  1. are not a mentor to the other practitioner or responsible for supervising their work;
  2. do not know or believe that they are a beneficiary under the will of the person making the request, or a recipient, in any other way, of a financial or other material benefit resulting from that person’s death, other than standard compensation for their services relating to the request; and
  3. do not know or believe that they are connected to the other practitioner or to the person making the request in any other way that would affect their objectivity.

The physician who assesses the patient, in a hospital, for instance, may be accompanied by their resident or a physician in training for MAID. What matters is that the physician providing the second opinion is independent of the first within the wording of the Criminal Code. Furthermore, it is important to specify that the opinion of the second physician must be objective and impartial and must not be influenced by his or her personal convictions. “A doctor whose personal convictions of a moral or religious nature prevent them from participating in the MAID process should refrain from participating in this second consultation.” 
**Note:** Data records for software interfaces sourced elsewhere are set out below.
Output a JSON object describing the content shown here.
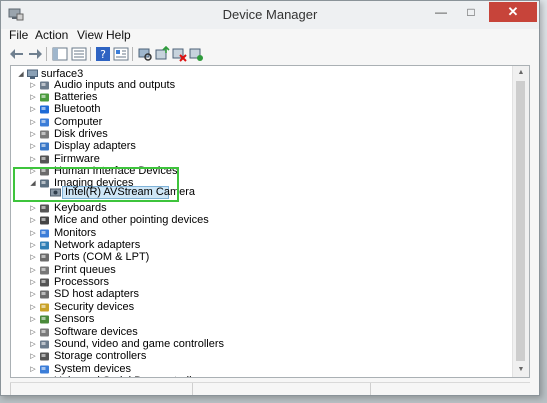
{
  "window": {
    "title": "Device Manager"
  },
  "menu": {
    "items": [
      "File",
      "Action",
      "View",
      "Help"
    ]
  },
  "tree": {
    "root": "surface3",
    "categories": [
      {
        "label": "Audio inputs and outputs",
        "icon": "speaker-icon",
        "color": "#6b7b8c"
      },
      {
        "label": "Batteries",
        "icon": "battery-icon",
        "color": "#4a9b3c"
      },
      {
        "label": "Bluetooth",
        "icon": "bluetooth-icon",
        "color": "#1e6bd6"
      },
      {
        "label": "Computer",
        "icon": "computer-icon",
        "color": "#3b7dd8"
      },
      {
        "label": "Disk drives",
        "icon": "disk-drive-icon",
        "color": "#7a7a7a"
      },
      {
        "label": "Display adapters",
        "icon": "display-adapter-icon",
        "color": "#3a78c8"
      },
      {
        "label": "Firmware",
        "icon": "firmware-icon",
        "color": "#555555"
      },
      {
        "label": "Human Interface Devices",
        "icon": "hid-icon",
        "color": "#6b6b6b"
      },
      {
        "label": "Imaging devices",
        "icon": "camera-icon",
        "color": "#5c6f80",
        "expanded": true
      },
      {
        "label": "Keyboards",
        "icon": "keyboard-icon",
        "color": "#555555"
      },
      {
        "label": "Mice and other pointing devices",
        "icon": "mouse-icon",
        "color": "#444444"
      },
      {
        "label": "Monitors",
        "icon": "monitor-icon",
        "color": "#3b7dd8"
      },
      {
        "label": "Network adapters",
        "icon": "network-adapter-icon",
        "color": "#2f7fb5"
      },
      {
        "label": "Ports (COM & LPT)",
        "icon": "port-icon",
        "color": "#6b6b6b"
      },
      {
        "label": "Print queues",
        "icon": "printer-icon",
        "color": "#777777"
      },
      {
        "label": "Processors",
        "icon": "processor-icon",
        "color": "#555555"
      },
      {
        "label": "SD host adapters",
        "icon": "sd-card-icon",
        "color": "#6b6b6b"
      },
      {
        "label": "Security devices",
        "icon": "security-icon",
        "color": "#c9a227"
      },
      {
        "label": "Sensors",
        "icon": "sensor-icon",
        "color": "#4a8a3a"
      },
      {
        "label": "Software devices",
        "icon": "software-device-icon",
        "color": "#7a7a7a"
      },
      {
        "label": "Sound, video and game controllers",
        "icon": "sound-icon",
        "color": "#6b7b8c"
      },
      {
        "label": "Storage controllers",
        "icon": "storage-controller-icon",
        "color": "#555555"
      },
      {
        "label": "System devices",
        "icon": "system-device-icon",
        "color": "#3b7dd8"
      },
      {
        "label": "Universal Serial Bus controllers",
        "icon": "usb-icon",
        "color": "#555555"
      }
    ],
    "selected_child": "Intel(R) AVStream Camera"
  },
  "colors": {
    "highlight": "#3ec43c",
    "selection": "#cfe6f6",
    "close": "#c7443a"
  }
}
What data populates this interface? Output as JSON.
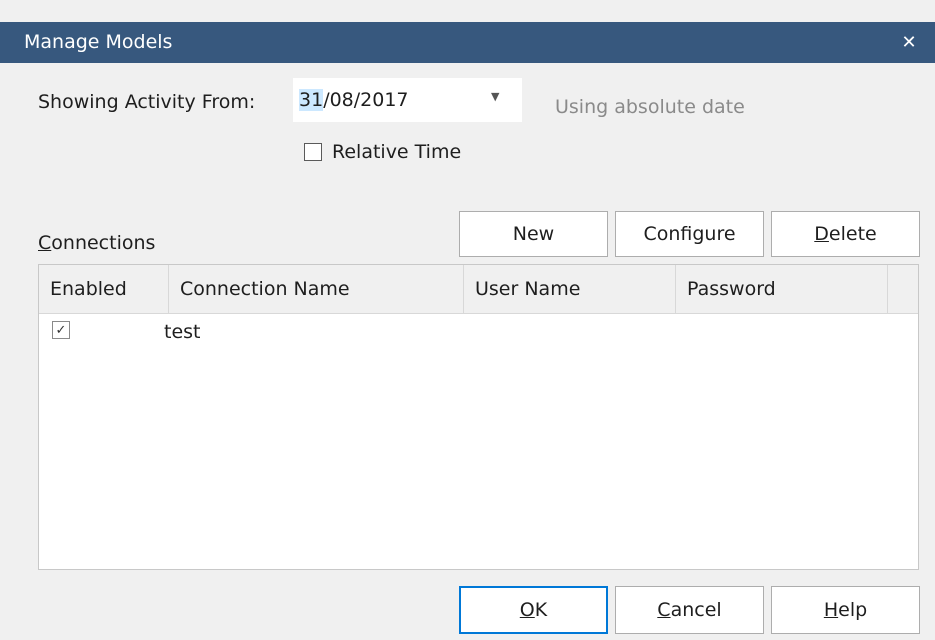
{
  "window": {
    "title": "Manage Models",
    "close_glyph": "✕",
    "titlebar_color": "#37587e"
  },
  "activity": {
    "label": "Showing Activity From:",
    "date_day": "31",
    "date_rest": "/08/2017",
    "dropdown_glyph": "▼",
    "hint": "Using absolute date"
  },
  "relative_time": {
    "label": "Relative Time",
    "checked": false
  },
  "connections": {
    "label_first": "C",
    "label_rest": "onnections",
    "buttons": {
      "new": "New",
      "configure": "Configure",
      "delete_first": "D",
      "delete_rest": "elete"
    },
    "columns": [
      "Enabled",
      "Connection Name",
      "User Name",
      "Password"
    ],
    "rows": [
      {
        "enabled": true,
        "enabled_glyph": "✓",
        "connection_name": "test",
        "user_name": "",
        "password": ""
      }
    ]
  },
  "footer": {
    "ok_first": "O",
    "ok_rest": "K",
    "cancel_first": "C",
    "cancel_rest": "ancel",
    "help_first": "H",
    "help_rest": "elp",
    "default_button_color": "#0078d7"
  }
}
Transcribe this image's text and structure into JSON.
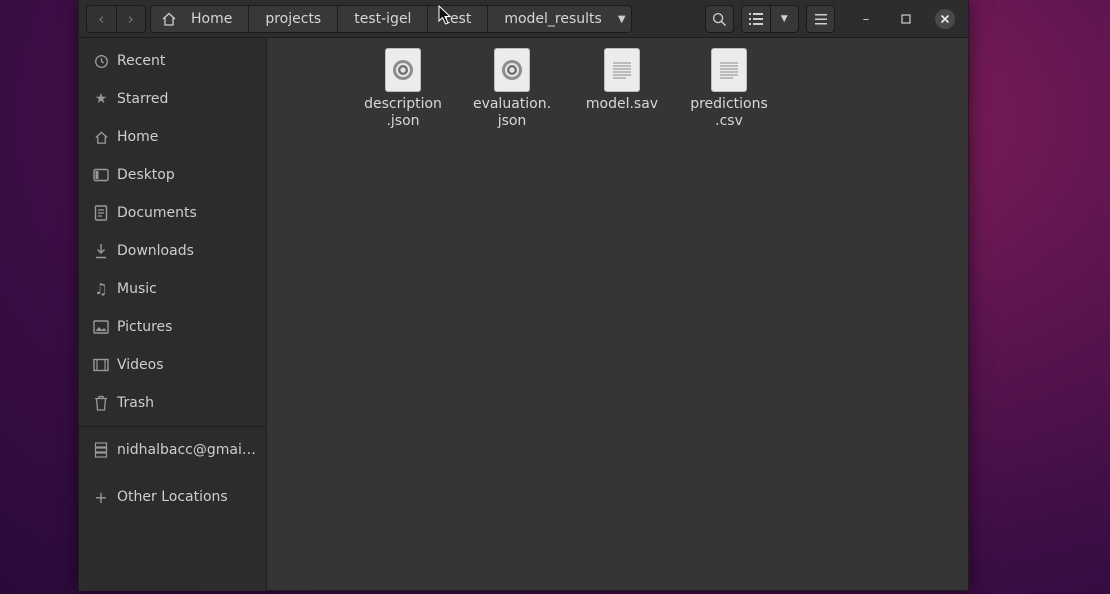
{
  "breadcrumb": {
    "items": [
      "Home",
      "projects",
      "test-igel",
      "test",
      "model_results"
    ]
  },
  "sidebar": {
    "items": [
      {
        "label": "Recent",
        "icon": "clock-icon"
      },
      {
        "label": "Starred",
        "icon": "star-icon"
      },
      {
        "label": "Home",
        "icon": "home-icon"
      },
      {
        "label": "Desktop",
        "icon": "desktop-icon"
      },
      {
        "label": "Documents",
        "icon": "document-icon"
      },
      {
        "label": "Downloads",
        "icon": "download-icon"
      },
      {
        "label": "Music",
        "icon": "music-icon"
      },
      {
        "label": "Pictures",
        "icon": "pictures-icon"
      },
      {
        "label": "Videos",
        "icon": "video-icon"
      },
      {
        "label": "Trash",
        "icon": "trash-icon"
      },
      {
        "label": "nidhalbacc@gmai…",
        "icon": "network-drive-icon"
      },
      {
        "label": "Other Locations",
        "icon": "plus-icon"
      }
    ]
  },
  "files": [
    {
      "name_line1": "description",
      "name_line2": ".json",
      "icon": "json-file-icon"
    },
    {
      "name_line1": "evaluation.",
      "name_line2": "json",
      "icon": "json-file-icon"
    },
    {
      "name_line1": "model.sav",
      "name_line2": "",
      "icon": "text-file-icon"
    },
    {
      "name_line1": "predictions",
      "name_line2": ".csv",
      "icon": "text-file-icon"
    }
  ]
}
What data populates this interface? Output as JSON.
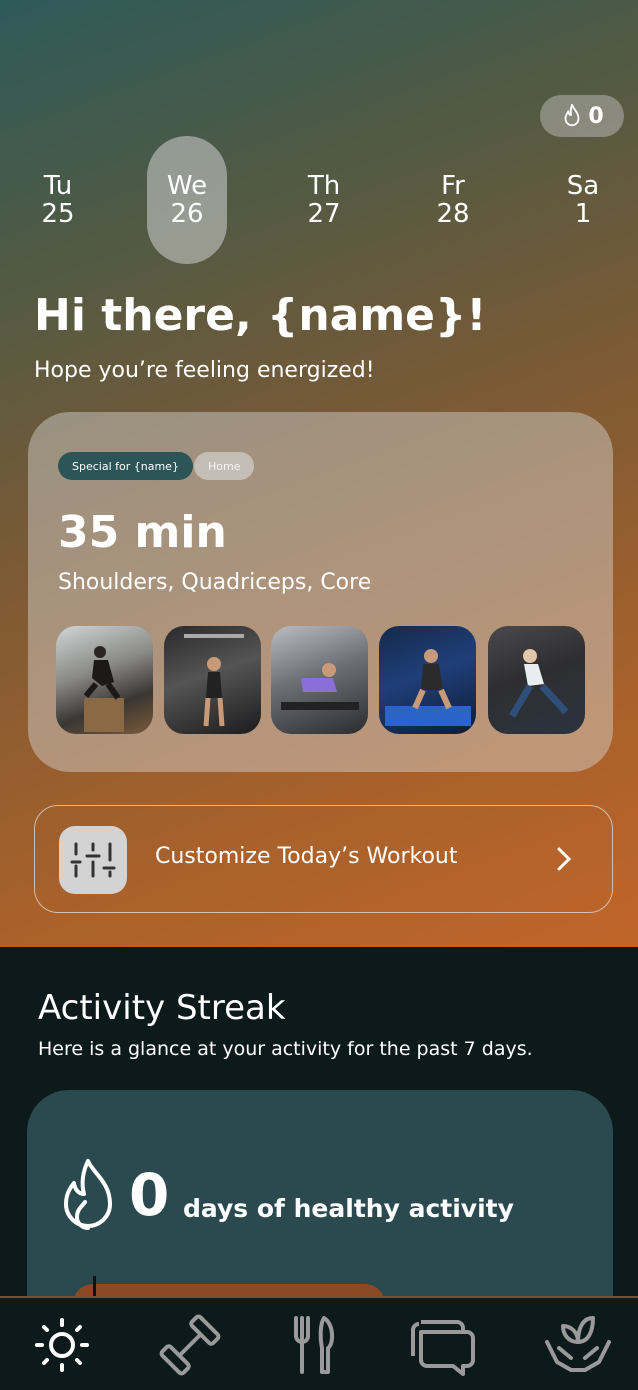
{
  "streak_badge": {
    "icon": "flame-icon",
    "count": "0"
  },
  "days": [
    {
      "abbr": "Tu",
      "num": "25",
      "active": false
    },
    {
      "abbr": "We",
      "num": "26",
      "active": true
    },
    {
      "abbr": "Th",
      "num": "27",
      "active": false
    },
    {
      "abbr": "Fr",
      "num": "28",
      "active": false
    },
    {
      "abbr": "Sa",
      "num": "1",
      "active": false
    }
  ],
  "greeting": {
    "title": "Hi there, {name}!",
    "subtitle": "Hope you’re feeling energized!"
  },
  "workout": {
    "tags": [
      "Special for {name}",
      "Home"
    ],
    "duration": "35 min",
    "muscles": "Shoulders, Quadriceps, Core"
  },
  "customize": {
    "label": "Customize Today’s Workout",
    "icon": "sliders-icon"
  },
  "activity": {
    "title": "Activity Streak",
    "subtitle": "Here is a glance at your activity for the past 7 days.",
    "count": "0",
    "text": "days of healthy activity"
  },
  "nav": [
    {
      "icon": "sun-icon",
      "active": true
    },
    {
      "icon": "dumbbell-icon",
      "active": false
    },
    {
      "icon": "fork-knife-icon",
      "active": false
    },
    {
      "icon": "chat-icon",
      "active": false
    },
    {
      "icon": "plant-hands-icon",
      "active": false
    }
  ],
  "colors": {
    "accent_teal": "#2c5557",
    "accent_orange": "#c0652a",
    "dark_bg": "#0d1a1b"
  }
}
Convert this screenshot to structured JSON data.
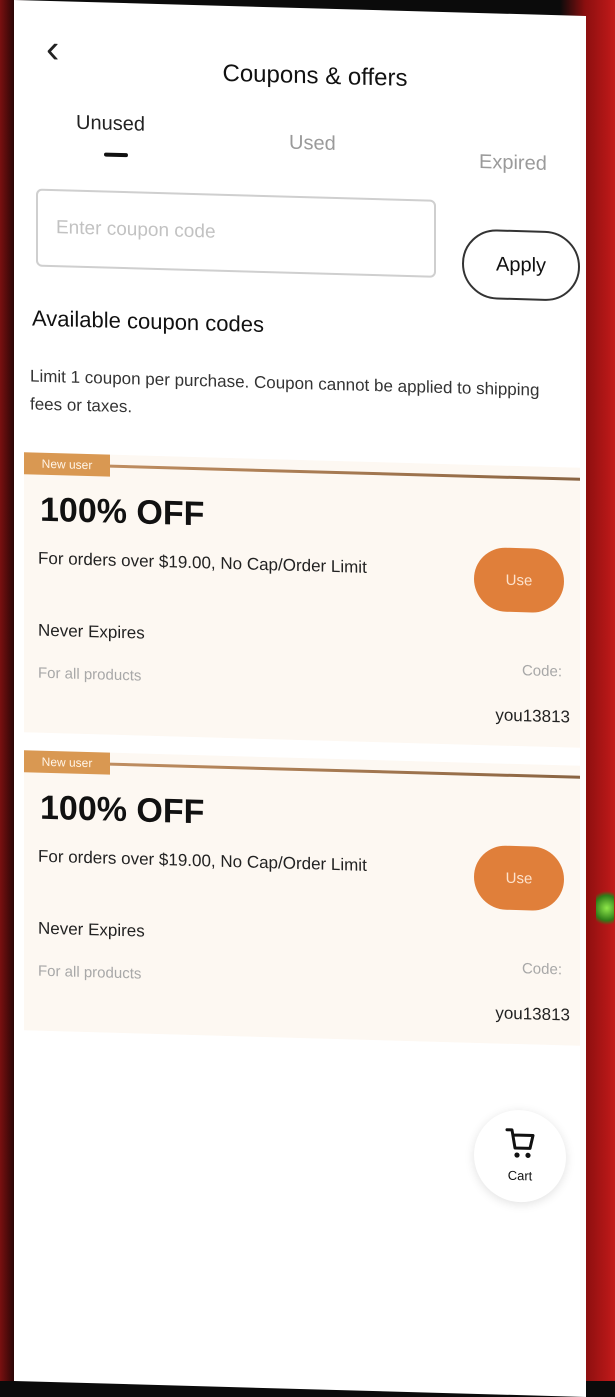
{
  "header": {
    "title": "Coupons & offers",
    "back_icon": "chevron-left-icon"
  },
  "tabs": [
    {
      "label": "Unused",
      "active": true
    },
    {
      "label": "Used",
      "active": false
    },
    {
      "label": "Expired",
      "active": false
    }
  ],
  "code_entry": {
    "placeholder": "Enter coupon code",
    "value": "",
    "apply_label": "Apply"
  },
  "available": {
    "title": "Available coupon codes",
    "note": "Limit 1 coupon per purchase. Coupon cannot be applied to shipping fees or taxes."
  },
  "coupons": [
    {
      "badge": "New user",
      "discount": "100% OFF",
      "condition": "For orders over $19.00, No Cap/Order Limit",
      "use_label": "Use",
      "expiry": "Never Expires",
      "scope": "For all products",
      "code_label": "Code:",
      "code": "you13813"
    },
    {
      "badge": "New user",
      "discount": "100% OFF",
      "condition": "For orders over $19.00, No Cap/Order Limit",
      "use_label": "Use",
      "expiry": "Never Expires",
      "scope": "For all products",
      "code_label": "Code:",
      "code": "you13813"
    }
  ],
  "cart": {
    "label": "Cart",
    "icon": "cart-icon"
  },
  "colors": {
    "accent": "#e07f3a",
    "badge": "#d99852",
    "card_background": "#fdf8f2"
  }
}
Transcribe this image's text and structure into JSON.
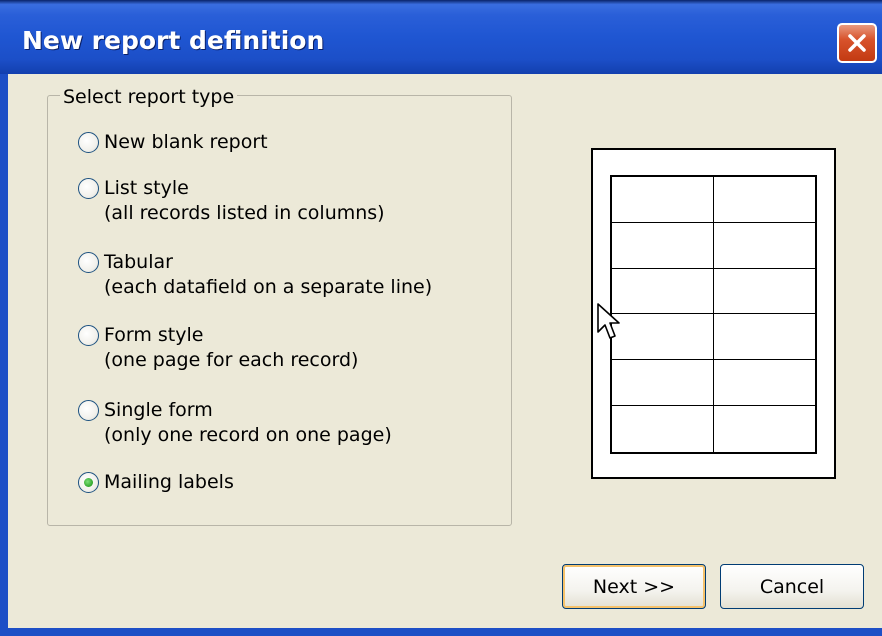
{
  "window": {
    "title": "New report definition"
  },
  "group": {
    "legend": "Select report type"
  },
  "options": [
    {
      "label": "New blank report",
      "sub": "",
      "checked": false
    },
    {
      "label": "List style",
      "sub": "(all records listed in columns)",
      "checked": false
    },
    {
      "label": "Tabular",
      "sub": "(each datafield on a separate line)",
      "checked": false
    },
    {
      "label": "Form style",
      "sub": "(one page for each record)",
      "checked": false
    },
    {
      "label": "Single form",
      "sub": "(only one record on one page)",
      "checked": false
    },
    {
      "label": "Mailing labels",
      "sub": "",
      "checked": true
    }
  ],
  "buttons": {
    "next": "Next >>",
    "cancel": "Cancel"
  },
  "icons": {
    "close": "close-icon",
    "cursor": "mouse-cursor-icon"
  },
  "colors": {
    "titlebar": "#1f56d2",
    "close_button": "#d8532c",
    "selected_radio": "#2fa52a"
  }
}
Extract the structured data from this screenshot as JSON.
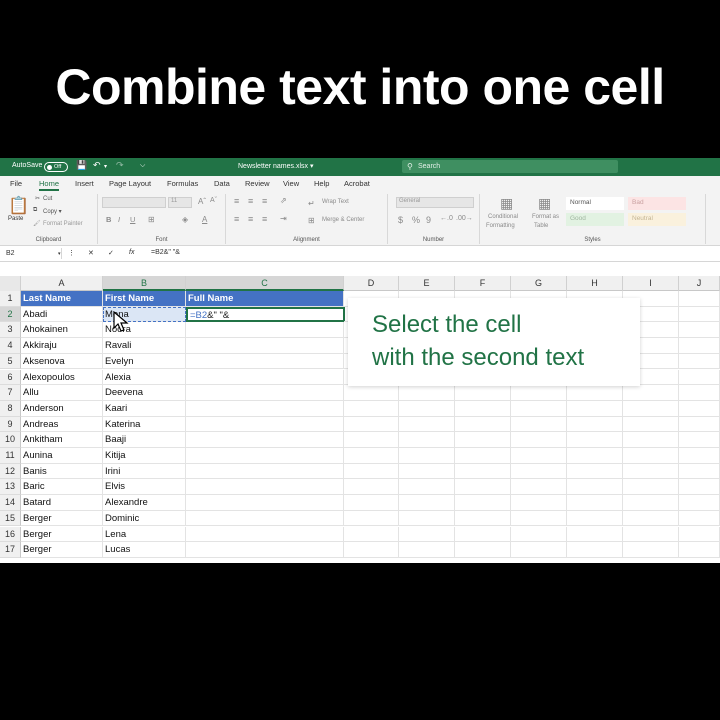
{
  "title": "Combine text into one cell",
  "app": {
    "autosave_label": "AutoSave",
    "autosave_state": "Off",
    "filename": "Newsletter names.xlsx ▾",
    "search_placeholder": "Search",
    "accent_color": "#217346",
    "header_fill": "#4472c4"
  },
  "menu": [
    "File",
    "Home",
    "Insert",
    "Page Layout",
    "Formulas",
    "Data",
    "Review",
    "View",
    "Help",
    "Acrobat"
  ],
  "ribbon": {
    "clipboard": {
      "paste": "Paste",
      "cut": "Cut",
      "copy": "Copy ▾",
      "format_painter": "Format Painter",
      "label": "Clipboard"
    },
    "font": {
      "size": "11",
      "label": "Font"
    },
    "alignment": {
      "wrap": "Wrap Text",
      "merge": "Merge & Center",
      "label": "Alignment"
    },
    "number": {
      "format": "General",
      "label": "Number"
    },
    "styles": {
      "conditional": "Conditional",
      "formatting": "Formatting",
      "format_as": "Format as",
      "table": "Table",
      "normal": "Normal",
      "bad": "Bad",
      "good": "Good",
      "neutral": "Neutral",
      "label": "Styles"
    }
  },
  "formula_bar": {
    "name_box": "B2",
    "fx": "fx",
    "formula": "=B2&\" \"&"
  },
  "columns": [
    "A",
    "B",
    "C",
    "D",
    "E",
    "F",
    "G",
    "H",
    "I",
    "J"
  ],
  "headers": [
    "Last Name",
    "First Name",
    "Full Name"
  ],
  "rows": [
    [
      "Abadi",
      "Mona"
    ],
    [
      "Ahokainen",
      "Noora"
    ],
    [
      "Akkiraju",
      "Ravali"
    ],
    [
      "Aksenova",
      "Evelyn"
    ],
    [
      "Alexopoulos",
      "Alexia"
    ],
    [
      "Allu",
      "Deevena"
    ],
    [
      "Anderson",
      "Kaari"
    ],
    [
      "Andreas",
      "Katerina"
    ],
    [
      "Ankitham",
      "Baaji"
    ],
    [
      "Aunina",
      "Kitija"
    ],
    [
      "Banis",
      "Irini"
    ],
    [
      "Baric",
      "Elvis"
    ],
    [
      "Batard",
      "Alexandre"
    ],
    [
      "Berger",
      "Dominic"
    ],
    [
      "Berger",
      "Lena"
    ],
    [
      "Berger",
      "Lucas"
    ]
  ],
  "active_cell": {
    "ref_part": "=B2",
    "rest": "&\" \"&"
  },
  "callout": {
    "line1": "Select the cell",
    "line2": "with the second text"
  }
}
– Guide d’exercice et lignes directrices pharmacologiques, Collège des médecins du Québec, updated in November 2017.